During the medieval and later periods, small knives were a universal implement, used for all purposes, including self-defence. They were carried in a leather sheath as a part of everyday dress and used at table for cutting meat and other foods. More expensive, elaborately-made knives also served as status symbols. At this time blades were made from wrought iron and then had a cutting edge of carbon steel forged along their lower part. These were made by specialist bladesmiths, who were contracted by cutlers and who were responsible for the construction of the knife. Many cutlers employed their own bladesmiths. A maker’s mark was stamped on each blade as a quality control, sometimes inlaid with coloured metal to make it more prominent. Marking was ordained in 1272 but was not enforced until 1307.
Folding pocket knives were scarce at this period, as most people carried a simple knife in sheath, but a few have survived and two are shown here.
During the latter part of the 15th century, a group of Flemish cutlers working in London (mainly at Billingsgate) introduced knives with latten finials in shapes such as a horse-hoof.
Knives made in Sheffield were also sold in London at this time, and probably also from Salisbury. The wares of these ‘forriners’ were carefully monitored by the London Cutlers’ Company, who regarded them as inferior to their own.
Forks were rarities at this time, being used only by the wealthy for eating sticky sweetmeats. They would have been considered too effete for everyday use and were not generally accepted in England before about 1680.

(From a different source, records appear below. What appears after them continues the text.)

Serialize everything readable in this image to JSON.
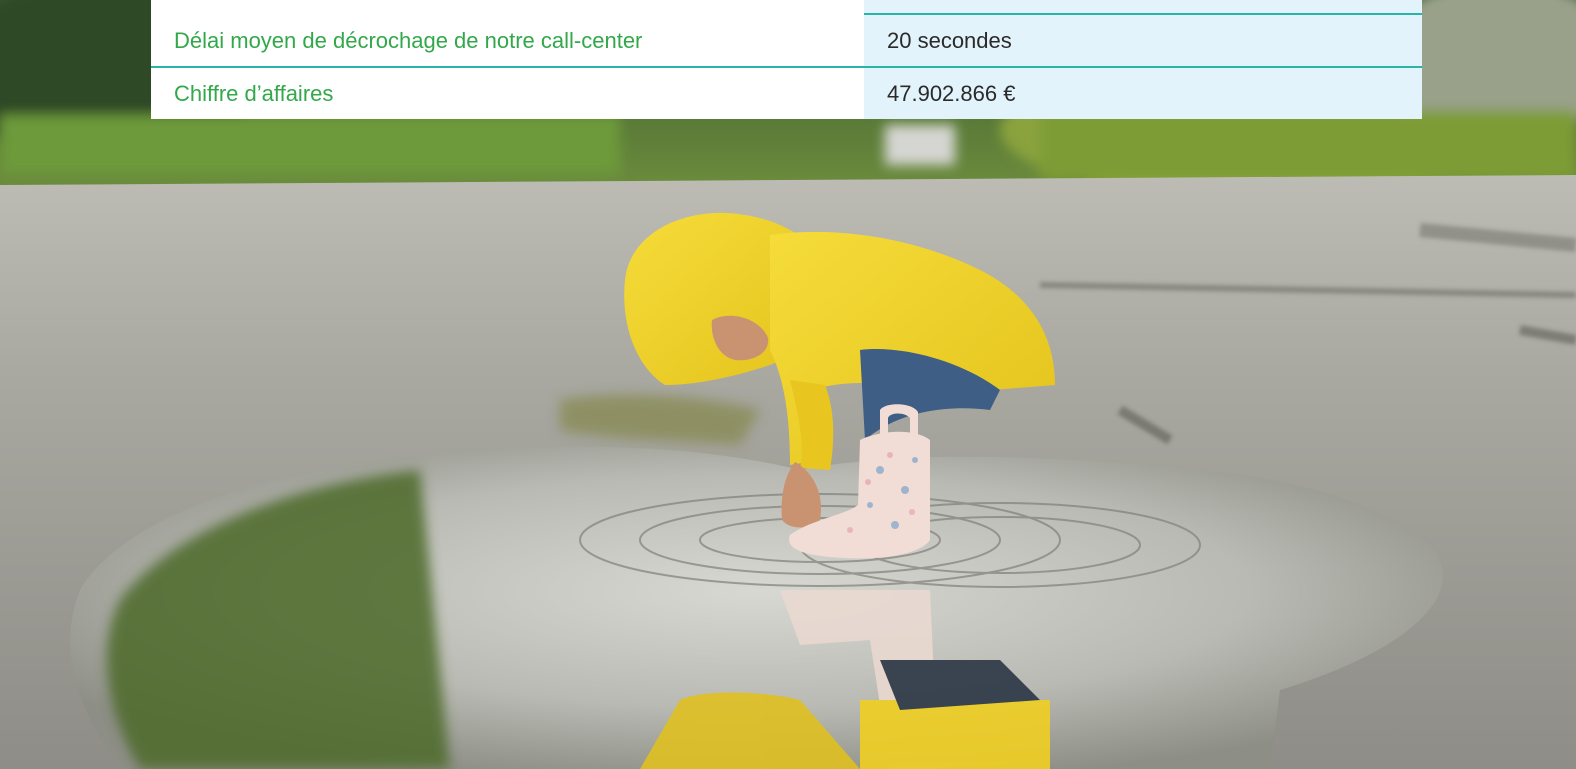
{
  "stats_table": {
    "rows": [
      {
        "label": "Délai moyen de décrochage de notre call-center",
        "value": "20 secondes"
      },
      {
        "label": "Chiffre d’affaires",
        "value": "47.902.866 €"
      }
    ]
  },
  "colors": {
    "label_green": "#33a84a",
    "divider_teal": "#2ab3a8",
    "value_bg": "#e3f3fb",
    "value_text": "#2a2a2a",
    "raincoat_yellow": "#f2d22a",
    "road_grey": "#a9a9a3"
  }
}
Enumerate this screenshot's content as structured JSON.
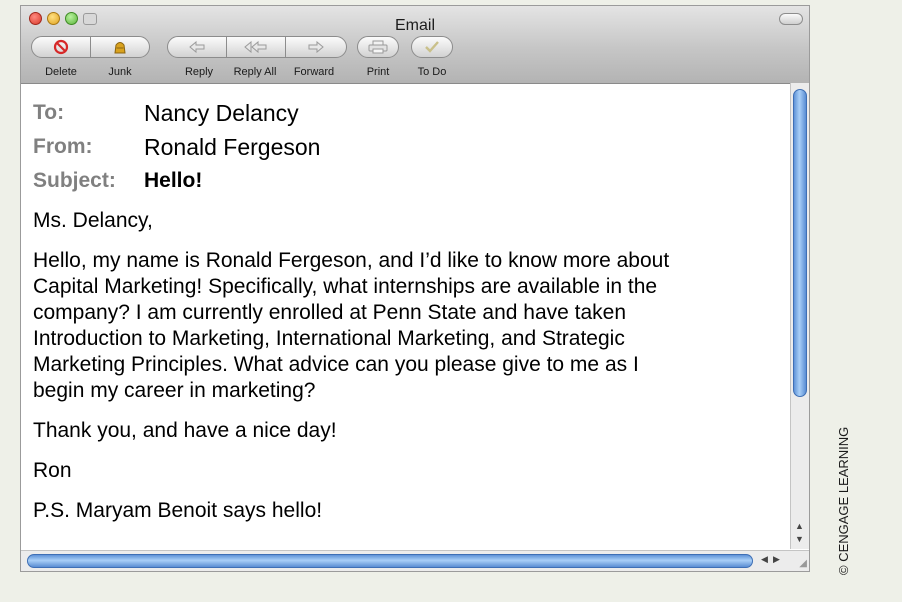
{
  "window": {
    "title": "Email"
  },
  "toolbar": {
    "delete": "Delete",
    "junk": "Junk",
    "reply": "Reply",
    "reply_all": "Reply All",
    "forward": "Forward",
    "print": "Print",
    "todo": "To Do"
  },
  "header": {
    "to_label": "To:",
    "to_value": "Nancy Delancy",
    "from_label": "From:",
    "from_value": "Ronald Fergeson",
    "subject_label": "Subject:",
    "subject_value": "Hello!"
  },
  "body": {
    "greeting": "Ms. Delancy,",
    "paragraph_lines": [
      "Hello, my name is Ronald Fergeson, and I’d like to know more about",
      "Capital Marketing! Specifically, what internships are available in the",
      "company? I am currently enrolled at Penn State and have taken",
      "Introduction to Marketing, International Marketing, and Strategic",
      "Marketing Principles. What advice can you please give to me as I",
      "begin my career in marketing?"
    ],
    "closing": "Thank you, and have a nice day!",
    "signature": "Ron",
    "postscript": "P.S. Maryam Benoit says hello!"
  },
  "credit": "© CENGAGE LEARNING",
  "colors": {
    "label_gray": "#808080",
    "scroll_blue": "#5f93d8"
  }
}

- C. Welch, History of the Cutlers’ Company of London, London Cutlers’ Company, 1916
- Simon Moore, Cutlery for the Table, Hallamshire Press, 1999. ISBN 13: 9781874718567